- [Directions for this task] Give every entry again, word for word.

- [Data entries]
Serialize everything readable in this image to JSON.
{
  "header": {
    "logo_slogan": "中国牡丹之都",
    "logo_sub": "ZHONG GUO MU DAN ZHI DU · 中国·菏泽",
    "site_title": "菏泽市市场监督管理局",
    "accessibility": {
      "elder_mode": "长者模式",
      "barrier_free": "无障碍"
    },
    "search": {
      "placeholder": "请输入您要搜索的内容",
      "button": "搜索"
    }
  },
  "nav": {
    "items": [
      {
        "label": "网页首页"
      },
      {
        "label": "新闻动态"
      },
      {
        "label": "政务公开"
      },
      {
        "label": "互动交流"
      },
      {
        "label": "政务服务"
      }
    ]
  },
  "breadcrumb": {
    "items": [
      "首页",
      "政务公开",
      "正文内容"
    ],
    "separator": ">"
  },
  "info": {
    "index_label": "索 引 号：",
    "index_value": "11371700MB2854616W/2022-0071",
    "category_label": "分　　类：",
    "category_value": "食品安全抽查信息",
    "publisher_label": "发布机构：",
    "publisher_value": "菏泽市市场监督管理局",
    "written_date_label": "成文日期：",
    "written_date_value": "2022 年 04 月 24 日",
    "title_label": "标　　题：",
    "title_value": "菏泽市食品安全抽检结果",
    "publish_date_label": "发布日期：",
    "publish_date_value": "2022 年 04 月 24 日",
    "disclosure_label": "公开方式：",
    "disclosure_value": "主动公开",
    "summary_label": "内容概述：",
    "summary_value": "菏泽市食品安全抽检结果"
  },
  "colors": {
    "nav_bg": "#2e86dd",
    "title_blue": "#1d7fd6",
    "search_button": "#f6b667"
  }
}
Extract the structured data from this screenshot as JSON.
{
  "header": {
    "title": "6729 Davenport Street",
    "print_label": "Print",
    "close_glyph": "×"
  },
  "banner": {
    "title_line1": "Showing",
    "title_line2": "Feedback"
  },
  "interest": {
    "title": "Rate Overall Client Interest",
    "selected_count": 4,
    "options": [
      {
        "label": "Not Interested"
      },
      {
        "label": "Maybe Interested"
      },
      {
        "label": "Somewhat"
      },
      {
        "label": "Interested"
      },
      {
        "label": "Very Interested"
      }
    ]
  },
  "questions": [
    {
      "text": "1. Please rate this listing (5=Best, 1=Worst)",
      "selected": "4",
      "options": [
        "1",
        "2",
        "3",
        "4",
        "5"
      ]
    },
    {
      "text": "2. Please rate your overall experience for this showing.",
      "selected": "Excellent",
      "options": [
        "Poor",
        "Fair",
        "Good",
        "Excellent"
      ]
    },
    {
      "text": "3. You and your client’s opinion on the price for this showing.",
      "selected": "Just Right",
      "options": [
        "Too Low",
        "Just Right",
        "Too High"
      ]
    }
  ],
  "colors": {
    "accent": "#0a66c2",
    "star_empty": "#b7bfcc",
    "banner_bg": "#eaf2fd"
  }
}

- [Answer below]
Serialize everything readable in this image to JSON.
{
  "header": {
    "logo_slogan": "中国牡丹之都",
    "logo_sub": "ZHONG GUO MU DAN ZHI DU · 中国·菏泽",
    "site_title": "菏泽市市场监督管理局",
    "accessibility": {
      "elder_mode": "长者模式",
      "barrier_free": "无障碍"
    },
    "search": {
      "placeholder": "请输入您要搜索的内容",
      "button": "搜索"
    }
  },
  "nav": {
    "items": [
      {
        "label": "网页首页"
      },
      {
        "label": "新闻动态"
      },
      {
        "label": "政务公开"
      },
      {
        "label": "互动交流"
      },
      {
        "label": "政务服务"
      }
    ]
  },
  "breadcrumb": {
    "items": [
      "首页",
      "政务公开",
      "正文内容"
    ],
    "separator": ">"
  },
  "info": {
    "index_label": "索 引 号：",
    "index_value": "11371700MB2854616W/2022-0071",
    "category_label": "分　　类：",
    "category_value": "食品安全抽查信息",
    "publisher_label": "发布机构：",
    "publisher_value": "菏泽市市场监督管理局",
    "written_date_label": "成文日期：",
    "written_date_value": "2022 年 04 月 24 日",
    "title_label": "标　　题：",
    "title_value": "菏泽市食品安全抽检结果",
    "publish_date_label": "发布日期：",
    "publish_date_value": "2022 年 04 月 24 日",
    "disclosure_label": "公开方式：",
    "disclosure_value": "主动公开",
    "summary_label": "内容概述：",
    "summary_value": "菏泽市食品安全抽检结果"
  },
  "colors": {
    "nav_bg": "#2e86dd",
    "title_blue": "#1d7fd6",
    "search_button": "#f6b667"
  }
}
Extract the structured data from this screenshot as JSON.
{
  "header": {
    "title": "6729 Davenport Street",
    "print_label": "Print",
    "close_glyph": "×"
  },
  "banner": {
    "title_line1": "Showing",
    "title_line2": "Feedback"
  },
  "interest": {
    "title": "Rate Overall Client Interest",
    "selected_count": 4,
    "options": [
      {
        "label": "Not Interested"
      },
      {
        "label": "Maybe Interested"
      },
      {
        "label": "Somewhat"
      },
      {
        "label": "Interested"
      },
      {
        "label": "Very Interested"
      }
    ]
  },
  "questions": [
    {
      "text": "1. Please rate this listing (5=Best, 1=Worst)",
      "selected": "4",
      "options": [
        "1",
        "2",
        "3",
        "4",
        "5"
      ]
    },
    {
      "text": "2. Please rate your overall experience for this showing.",
      "selected": "Excellent",
      "options": [
        "Poor",
        "Fair",
        "Good",
        "Excellent"
      ]
    },
    {
      "text": "3. You and your client’s opinion on the price for this showing.",
      "selected": "Just Right",
      "options": [
        "Too Low",
        "Just Right",
        "Too High"
      ]
    }
  ],
  "colors": {
    "accent": "#0a66c2",
    "star_empty": "#b7bfcc",
    "banner_bg": "#eaf2fd"
  }
}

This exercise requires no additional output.